| WORK INSTRUCTION |
In your answer, repeat each line of the data exactly.
● ● ● ● ●
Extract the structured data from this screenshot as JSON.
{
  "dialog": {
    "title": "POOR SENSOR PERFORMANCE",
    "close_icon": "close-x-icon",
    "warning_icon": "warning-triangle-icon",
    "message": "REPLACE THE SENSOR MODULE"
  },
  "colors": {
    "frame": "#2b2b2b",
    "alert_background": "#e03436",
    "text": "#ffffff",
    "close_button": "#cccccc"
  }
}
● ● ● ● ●
| OUTPUT OF THE EXERCISE |
Extract the structured data from this screenshot as JSON.
{
  "dialog": {
    "title": "POOR SENSOR PERFORMANCE",
    "close_icon": "close-x-icon",
    "warning_icon": "warning-triangle-icon",
    "message": "REPLACE THE SENSOR MODULE"
  },
  "colors": {
    "frame": "#2b2b2b",
    "alert_background": "#e03436",
    "text": "#ffffff",
    "close_button": "#cccccc"
  }
}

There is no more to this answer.